India has begun dealing with Turkey in a language that Erdogan can comprehend. Erdogan is not a man who can be dealt with in a civilised manner. He is a rogue and insecure man, especially after the attempted coup d’état against him in 2016. Now, Erdogan aims to resuscitate the erstwhile Ottoman Empire and crown himself Caliph of the Muslim world.
It is Erdogan’s incessant lust for being seen as a messiah of Muslims that makes him raise the Kashmir bogey at the United Nations repeatedly. India, however, is simply not in a mood to allow small-time despots like Erdogan to poke their noses in Kashmir – which is sovereign Indian territory. So, India is giving it back as good as it gets.
Notice the similarities in the rhetoric of the Turkish President and India’s Foreign Minister?
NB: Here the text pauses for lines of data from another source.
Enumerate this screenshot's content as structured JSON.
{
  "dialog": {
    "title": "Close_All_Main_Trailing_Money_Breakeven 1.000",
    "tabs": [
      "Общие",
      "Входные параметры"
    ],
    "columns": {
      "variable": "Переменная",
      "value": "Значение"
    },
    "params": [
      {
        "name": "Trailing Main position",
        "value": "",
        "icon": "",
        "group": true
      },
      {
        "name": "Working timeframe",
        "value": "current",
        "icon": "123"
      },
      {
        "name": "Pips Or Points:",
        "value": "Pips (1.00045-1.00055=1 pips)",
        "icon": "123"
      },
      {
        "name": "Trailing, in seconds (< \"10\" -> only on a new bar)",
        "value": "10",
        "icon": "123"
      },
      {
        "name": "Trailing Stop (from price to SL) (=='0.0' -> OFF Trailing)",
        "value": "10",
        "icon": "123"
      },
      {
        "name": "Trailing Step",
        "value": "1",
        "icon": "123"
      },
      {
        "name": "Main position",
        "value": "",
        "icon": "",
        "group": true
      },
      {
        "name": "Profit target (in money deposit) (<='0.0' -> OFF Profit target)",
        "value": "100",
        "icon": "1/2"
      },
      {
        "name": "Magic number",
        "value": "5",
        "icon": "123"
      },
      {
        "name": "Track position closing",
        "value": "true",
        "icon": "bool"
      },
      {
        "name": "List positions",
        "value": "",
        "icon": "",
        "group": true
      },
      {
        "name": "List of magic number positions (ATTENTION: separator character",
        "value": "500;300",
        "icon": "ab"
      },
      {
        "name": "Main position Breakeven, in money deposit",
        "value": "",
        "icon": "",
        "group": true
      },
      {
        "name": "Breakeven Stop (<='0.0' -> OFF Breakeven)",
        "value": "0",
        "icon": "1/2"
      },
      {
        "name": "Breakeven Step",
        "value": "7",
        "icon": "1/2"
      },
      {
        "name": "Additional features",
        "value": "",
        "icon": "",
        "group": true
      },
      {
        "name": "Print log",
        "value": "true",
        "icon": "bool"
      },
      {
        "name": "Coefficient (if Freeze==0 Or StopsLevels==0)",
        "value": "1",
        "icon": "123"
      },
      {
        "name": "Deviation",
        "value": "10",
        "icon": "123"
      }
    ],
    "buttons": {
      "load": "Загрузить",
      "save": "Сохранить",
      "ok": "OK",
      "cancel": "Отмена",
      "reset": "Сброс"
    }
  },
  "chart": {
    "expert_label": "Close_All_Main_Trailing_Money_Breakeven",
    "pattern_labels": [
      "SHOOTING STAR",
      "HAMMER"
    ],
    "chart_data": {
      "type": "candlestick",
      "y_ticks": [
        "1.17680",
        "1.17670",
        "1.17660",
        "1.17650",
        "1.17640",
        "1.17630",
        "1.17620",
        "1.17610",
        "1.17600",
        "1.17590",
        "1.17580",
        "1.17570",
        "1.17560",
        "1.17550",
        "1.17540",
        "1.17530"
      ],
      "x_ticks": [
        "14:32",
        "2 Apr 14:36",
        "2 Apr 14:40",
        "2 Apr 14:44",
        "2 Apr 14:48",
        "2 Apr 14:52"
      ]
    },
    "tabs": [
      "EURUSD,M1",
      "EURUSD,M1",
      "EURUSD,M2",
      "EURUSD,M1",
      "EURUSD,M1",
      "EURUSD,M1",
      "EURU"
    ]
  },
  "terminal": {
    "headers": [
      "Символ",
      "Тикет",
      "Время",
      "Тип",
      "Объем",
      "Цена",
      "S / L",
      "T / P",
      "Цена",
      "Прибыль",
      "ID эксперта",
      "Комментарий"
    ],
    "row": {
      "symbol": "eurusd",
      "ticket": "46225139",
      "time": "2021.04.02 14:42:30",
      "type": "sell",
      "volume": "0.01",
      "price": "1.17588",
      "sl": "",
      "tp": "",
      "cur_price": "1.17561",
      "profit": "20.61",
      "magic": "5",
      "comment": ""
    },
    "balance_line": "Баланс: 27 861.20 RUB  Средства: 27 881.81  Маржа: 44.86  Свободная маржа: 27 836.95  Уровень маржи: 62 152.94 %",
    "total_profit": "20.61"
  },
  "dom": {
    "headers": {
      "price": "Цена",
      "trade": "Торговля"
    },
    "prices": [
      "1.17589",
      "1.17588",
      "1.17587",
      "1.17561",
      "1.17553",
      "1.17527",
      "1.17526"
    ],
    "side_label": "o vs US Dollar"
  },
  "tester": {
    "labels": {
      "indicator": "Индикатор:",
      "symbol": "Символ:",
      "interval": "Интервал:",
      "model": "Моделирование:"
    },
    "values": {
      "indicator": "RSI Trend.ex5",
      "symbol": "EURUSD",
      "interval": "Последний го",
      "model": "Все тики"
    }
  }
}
While the former raked up UN resolutions to corner India on the Kashmir issue, the latter referred to UNSC resolutions pertaining to Cyprus in order to show Erdogan his place. The internationally recognized southern Cyprus and Greece have been at the forefront of calling out Erdogan’s belligerence and furthering the cause for sanctions against Turkey. And India has been standing behind these countries like a solid rock, supporting them in their endeavour against a rabid Erdogan.
It must be noted that Turkey is an all-weather ally of Pakistan. The two countries had signed a Treaty of Eternal friendship way back in the 1950s. The Treaty was largely based on the Islamic identity of the two countries and a striking ideological resemblance. Both countries have majority-Sunni Muslim communities and both the countries look at the Islamic identity as central to national politics. It is this long-shared sentiment that has spurred Turkey into making diplomatic attacks against India on the issue of Kashmir at the multilateral forum.
India Launched its Anti-Turkey Campaign in 2019 Itself
In 2019, following Erdogan’s senseless rant against India at the UNGA, Prime Minister Narendra Modi met Armenian Prime Minister Nikol Pashinyan and Cyprus President Nicos Anastasiades. By holding top-level meetings with Cyprus and Armenia, countries which have been wronged by Turkey in the past, India had sent across a strong message to Turkey. Armenia shares a long history of strained relations with Turkey and Armenians still accuse Turkey of having committed an inhuman massacre of the Armenian population in the early twentieth century. Turkey is also accused of having played down the mass killings at that time. Most recently, Turkish involvement in the war against Armenia over the Nagorno-Karabakh region was out for the entire world to witness, as Ankara weaponised Azerbaijan with its TB2 armed drones.
Ever since, India’s ties with anti-Turkey powers of the Mediterranean have only grown from strength to strength. Turkey is pretty much the China of the Mediterranean. It is continuously eyeing expansion in the region in order to somehow get hold of natural gas and oil reserves which would salvage its falling economy – which Erdogan has played a critical role in ruining.
Now, by reaffirming India’s support for Cyprus and the UN resolution which Turkey acts in flagrant disregard of, Prime Minister Modi has sent a stern warning to Recep Tayyip Erdogan.